The quintessence of romantic imagery, the Bourbon rose!

There is an unspoken consensus among rosarians that roses are the crowning glory of botanical creation. No other plant was capable of achieving this status and no one ever will, even though many classic perennials, such as peonies, clematis and chrysanthemums have their fair share of fans.

You don't understand the roses' charisma until all of a sudden the light hits them just the right way or their multitude of velvety petals unfolds shyly under the raindrops. This one hypnotic image changes your detached appreciation to a devotion that spans a lifetime.

They are magical, the roses, especially the old ones, going back to the nineteenth century, the ones with one hundred petals or more and a pure heavenly scent. Bourbons are among the precious few that bloom in flushes all throughout summer, with the delicacy and high maintenance of a Victorian lady. They originated on a small island in the Indian Ocean, Ile Bourbon (now Reunion), as a natural hybrid of China and Damask roses, from whom they inherited the best qualities: the repeat blooming of their China ancestor and the exquisite flowers and arching growth of the Damasks.

I couldn't list the newer varieties, which are too many to count, but will remind you of the original Bourbons that still hold the standard for rose perfection: Souvenir de la Malmaison, Zephirine Drouhin, Louise Odier, Madame Isaac Pereire, Honorine de Brabant, Boule de Neige.

Their care is not for the faint of heart, since they are susceptible to black spot and generally difficult.
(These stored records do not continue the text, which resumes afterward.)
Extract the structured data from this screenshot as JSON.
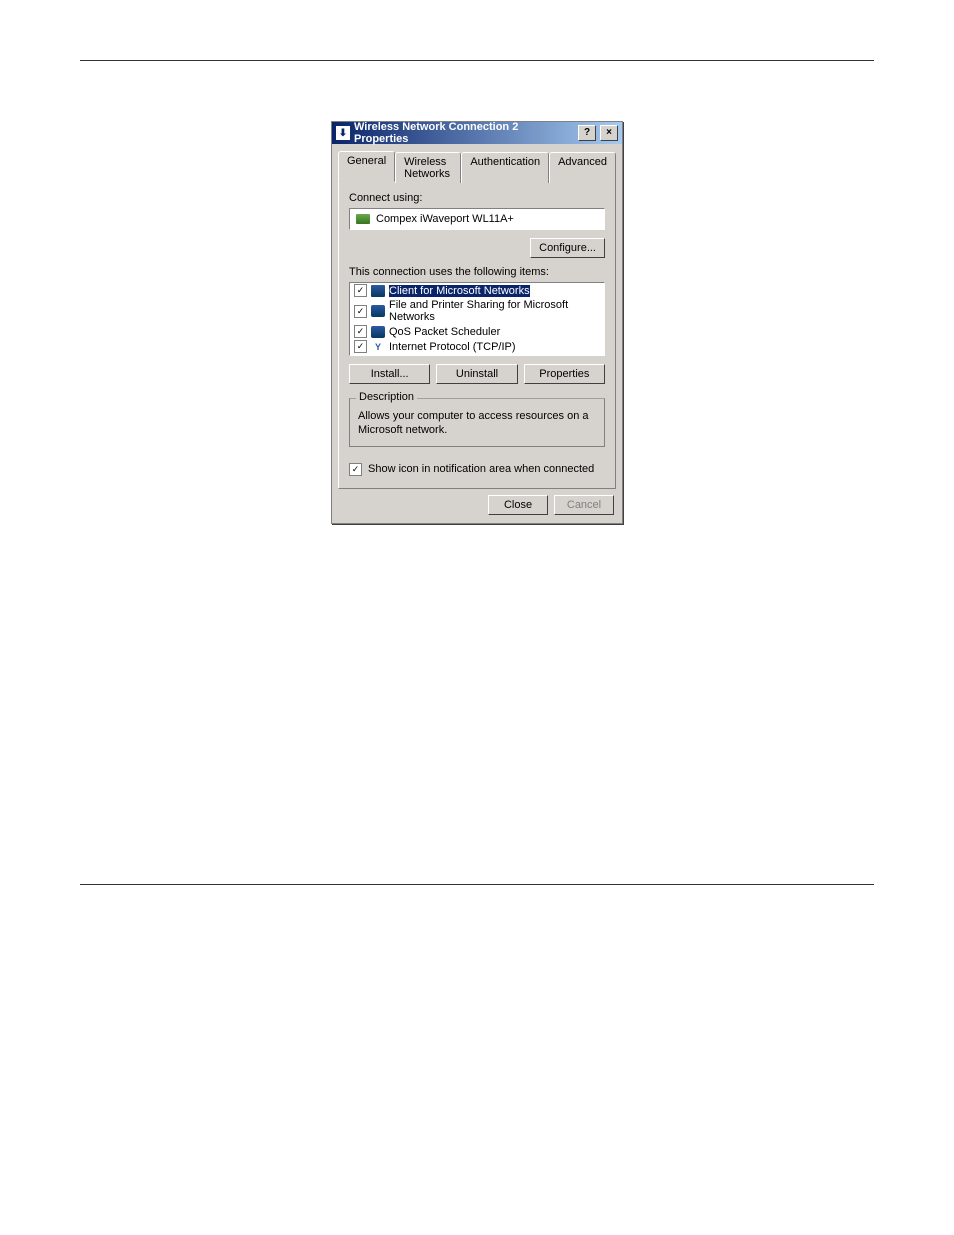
{
  "dialog": {
    "title": "Wireless Network Connection 2 Properties",
    "tabs": [
      "General",
      "Wireless Networks",
      "Authentication",
      "Advanced"
    ],
    "active_tab": 0,
    "connect_using_label": "Connect using:",
    "adapter": "Compex iWaveport WL11A+",
    "configure_btn": "Configure...",
    "items_label": "This connection uses the following items:",
    "items": [
      {
        "label": "Client for Microsoft Networks",
        "checked": true,
        "selected": true,
        "icon": "monitor"
      },
      {
        "label": "File and Printer Sharing for Microsoft Networks",
        "checked": true,
        "selected": false,
        "icon": "service"
      },
      {
        "label": "QoS Packet Scheduler",
        "checked": true,
        "selected": false,
        "icon": "service"
      },
      {
        "label": "Internet Protocol (TCP/IP)",
        "checked": true,
        "selected": false,
        "icon": "protocol"
      }
    ],
    "install_btn": "Install...",
    "uninstall_btn": "Uninstall",
    "properties_btn": "Properties",
    "description_label": "Description",
    "description_text": "Allows your computer to access resources on a Microsoft network.",
    "show_icon_label": "Show icon in notification area when connected",
    "show_icon_checked": true,
    "close_btn": "Close",
    "cancel_btn": "Cancel"
  }
}
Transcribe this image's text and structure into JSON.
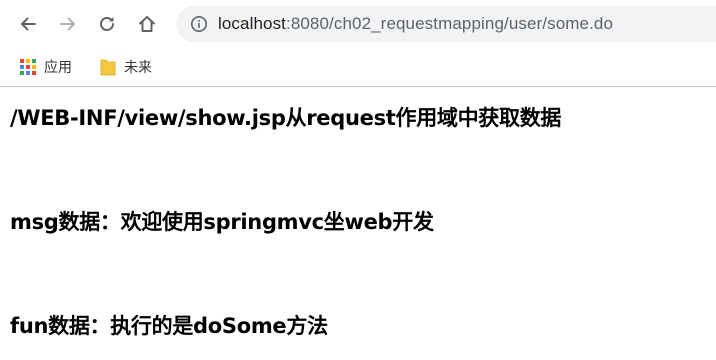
{
  "browser": {
    "url_host": "localhost",
    "url_rest": ":8080/ch02_requestmapping/user/some.do",
    "icons": {
      "back": "arrow-left-icon",
      "forward": "arrow-right-icon",
      "reload": "reload-icon",
      "home": "home-icon",
      "site_info": "info-icon"
    }
  },
  "bookmarks": [
    {
      "label": "应用",
      "icon": "apps-grid-icon"
    },
    {
      "label": "未来",
      "icon": "folder-icon"
    }
  ],
  "page": {
    "heading": "/WEB-INF/view/show.jsp从request作用域中获取数据",
    "msg_line": "msg数据：欢迎使用springmvc坐web开发",
    "fun_line": "fun数据：执行的是doSome方法"
  },
  "colors": {
    "toolbar_icon": "#5f6368",
    "omnibox_bg": "#f1f3f4",
    "folder": "#f5c842",
    "apps": [
      "#ea4335",
      "#fbbc05",
      "#34a853",
      "#4285f4"
    ]
  }
}
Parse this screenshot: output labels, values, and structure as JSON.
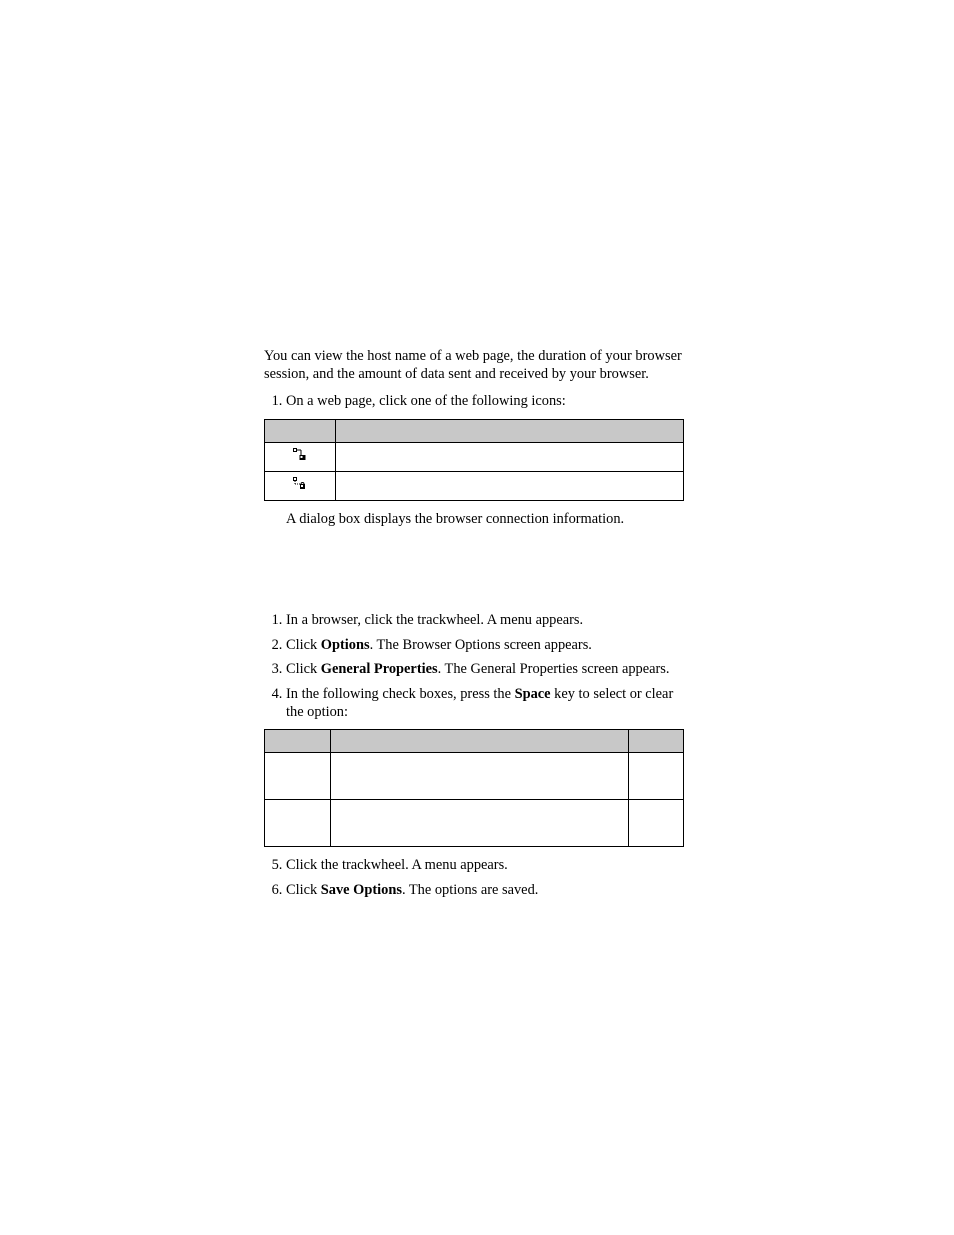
{
  "section1": {
    "intro": "You can view the host name of a web page, the duration of your browser session, and the amount of data sent and received by your browser.",
    "step1": "On a web page, click one of the following icons:",
    "dialog_line": "A dialog box displays the browser connection information.",
    "table": {
      "icon1_alt": "connected-icon",
      "icon2_alt": "connected-secure-icon"
    }
  },
  "section2": {
    "step1": "In a browser, click the trackwheel. A menu appears.",
    "step2a": "Click ",
    "step2b": "Options",
    "step2c": ". The Browser Options screen appears.",
    "step3a": "Click ",
    "step3b": "General Properties",
    "step3c": ". The General Properties screen appears.",
    "step4a": "In the following check boxes, press the ",
    "step4b": "Space",
    "step4c": " key to select or clear the option:",
    "step5": "Click the trackwheel. A menu appears.",
    "step6a": "Click ",
    "step6b": "Save Options",
    "step6c": ". The options are saved."
  }
}
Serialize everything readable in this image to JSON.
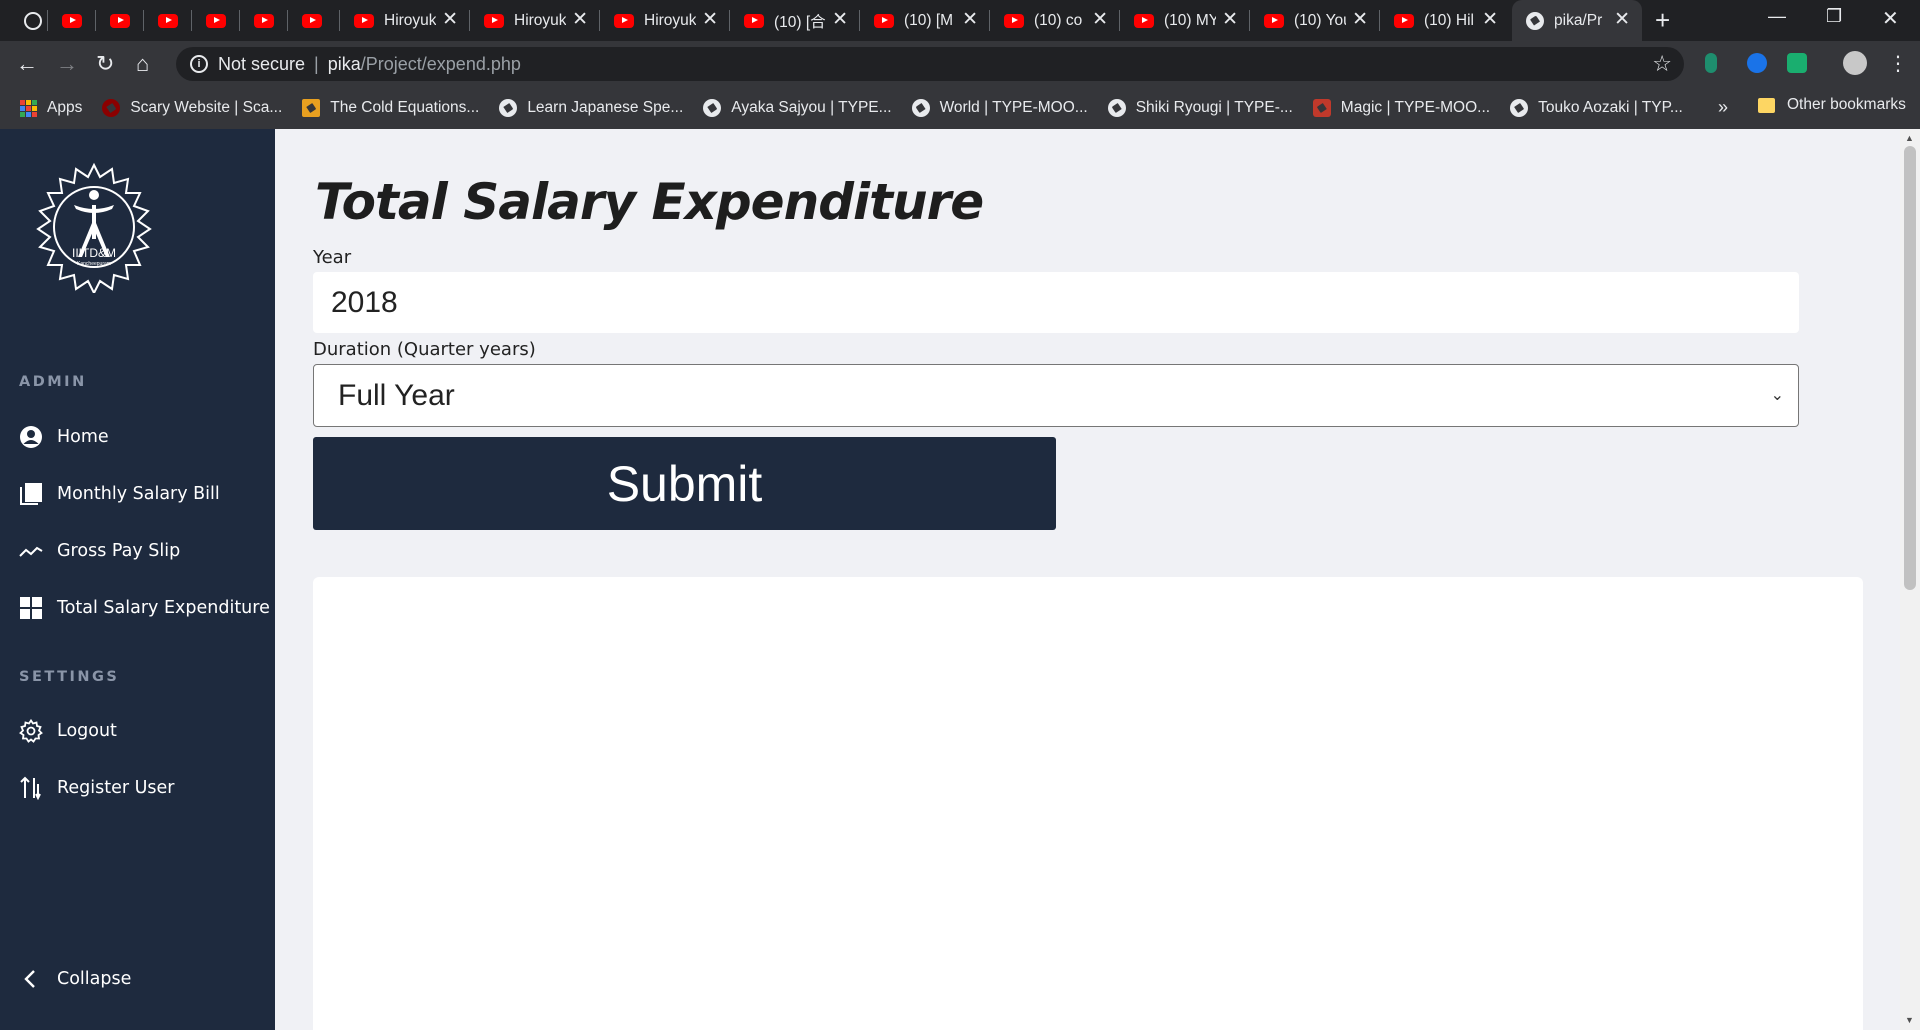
{
  "browser": {
    "tabs": [
      {
        "title": ""
      },
      {
        "title": ""
      },
      {
        "title": ""
      },
      {
        "title": ""
      },
      {
        "title": ""
      },
      {
        "title": ""
      },
      {
        "title": "Hiroyuk"
      },
      {
        "title": "Hiroyuk"
      },
      {
        "title": "Hiroyuk"
      },
      {
        "title": "(10) [合"
      },
      {
        "title": "(10) [M"
      },
      {
        "title": "(10) co"
      },
      {
        "title": "(10) MY"
      },
      {
        "title": "(10) You"
      },
      {
        "title": "(10) Hil"
      },
      {
        "title": "pika/Pr"
      }
    ],
    "omnibox": {
      "security_label": "Not secure",
      "divider": "|",
      "host": "pika",
      "path": "/Project/expend.php"
    },
    "bookmarks": [
      {
        "label": "Apps"
      },
      {
        "label": "Scary Website | Sca..."
      },
      {
        "label": "The Cold Equations..."
      },
      {
        "label": "Learn Japanese Spe..."
      },
      {
        "label": "Ayaka Sajyou | TYPE..."
      },
      {
        "label": "World | TYPE-MOO..."
      },
      {
        "label": "Shiki Ryougi | TYPE-..."
      },
      {
        "label": "Magic | TYPE-MOO..."
      },
      {
        "label": "Touko Aozaki | TYP..."
      }
    ],
    "bookmarks_more": "»",
    "other_bookmarks": "Other bookmarks"
  },
  "sidebar": {
    "logo_text": "IIITD&M",
    "logo_subtext": "Kancheepuram",
    "admin_heading": "ADMIN",
    "admin_items": [
      {
        "label": "Home",
        "icon": "user-circle-icon"
      },
      {
        "label": "Monthly Salary Bill",
        "icon": "documents-icon"
      },
      {
        "label": "Gross Pay Slip",
        "icon": "trend-line-icon"
      },
      {
        "label": "Total Salary Expenditure",
        "icon": "grid-icon"
      }
    ],
    "settings_heading": "SETTINGS",
    "settings_items": [
      {
        "label": "Logout",
        "icon": "gear-icon"
      },
      {
        "label": "Register User",
        "icon": "sort-arrows-icon"
      }
    ],
    "collapse_label": "Collapse"
  },
  "main": {
    "title": "Total Salary Expenditure",
    "year_label": "Year",
    "year_value": "2018",
    "duration_label": "Duration (Quarter years)",
    "duration_value": "Full Year",
    "submit_label": "Submit"
  },
  "colors": {
    "sidebar_bg": "#1e2a3e",
    "page_bg": "#f0f1f5",
    "submit_bg": "#1e2a3e"
  }
}
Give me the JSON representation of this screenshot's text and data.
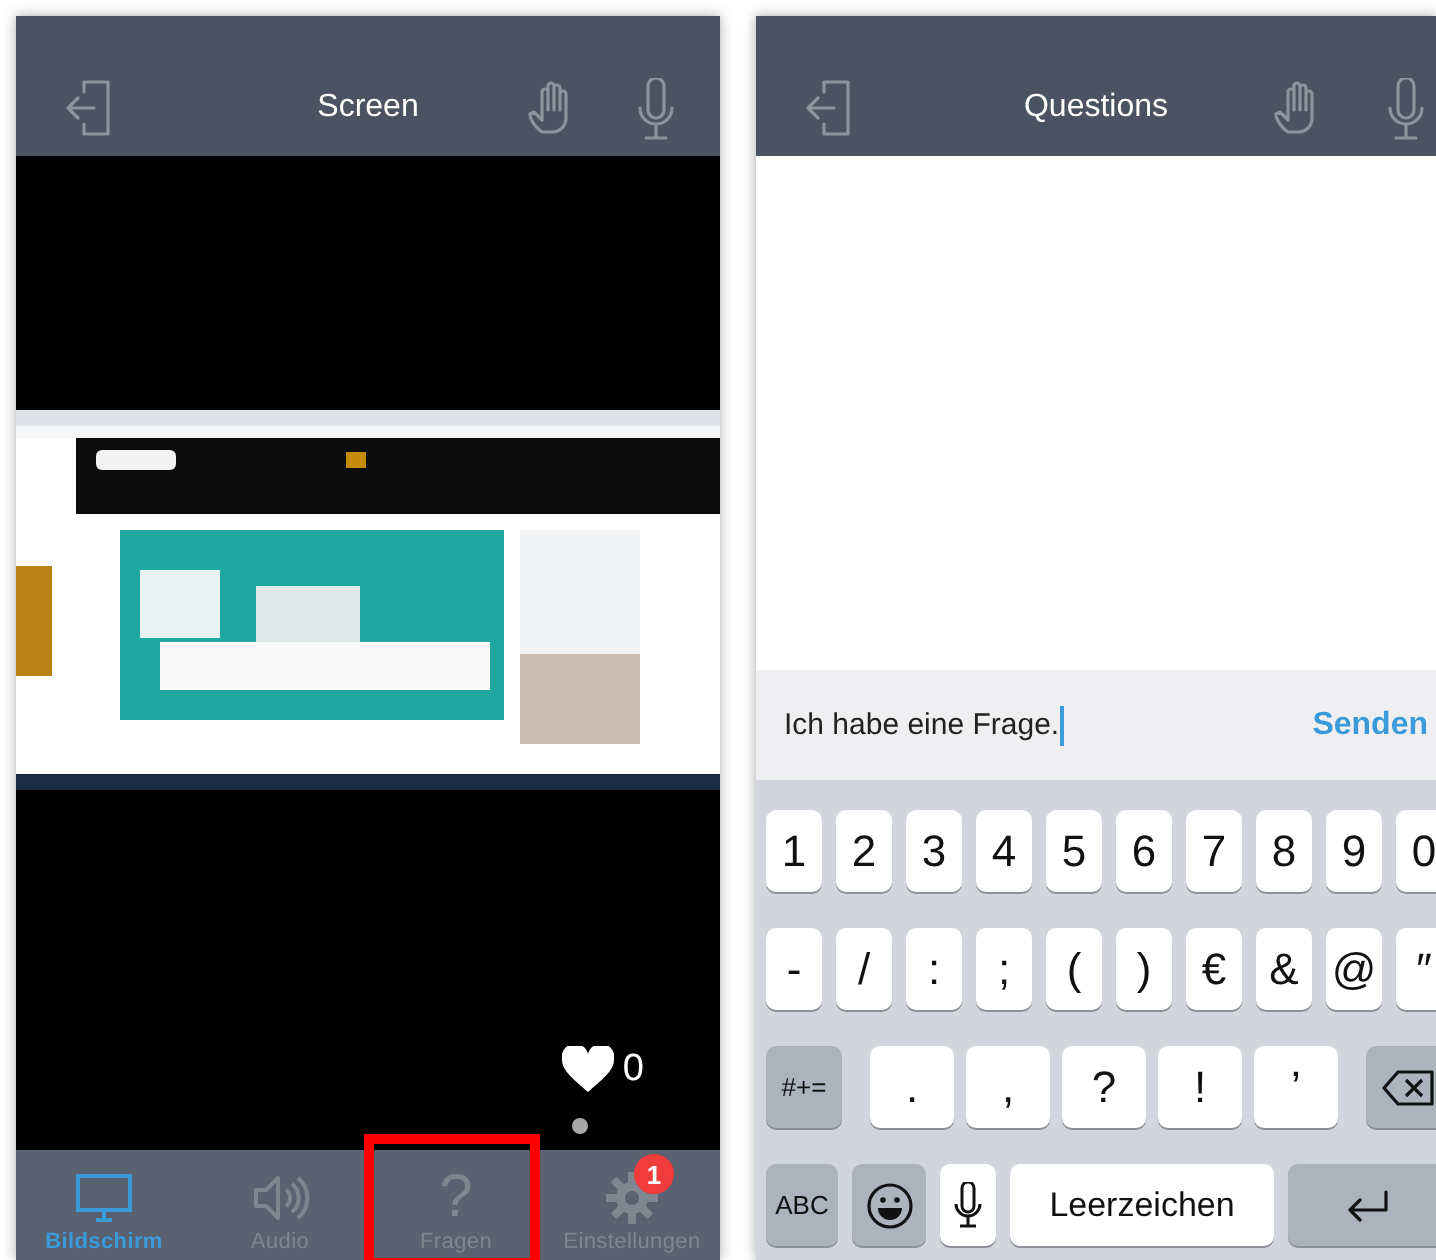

If you do manage to keep them happy they will grace an arbor or a fence with the most surreal flush of color and perfume you can get in this world.

Author's Bio: 

Main Areas: Garden Writing; Sustainable Gardening; Homegrown Harvest
Published Books: “Terra Two”; “Generations”
Career Focus: Author; Consummate Gardener;
Affiliation: All Year Garden; The Weekly Gardener; Francis Rosenfeld's Blog

I started blogging in 2010, to share the joy of growing all things green and the beauty of the garden through the seasons. Two garden blogs were born: and, a periodical that followed it one year later. I wanted to assemble an informal compendium of the things I learned from my grandfather, wonderful books, educational websites, and my own experience, in the hope that other people might use it in their own gardening practice.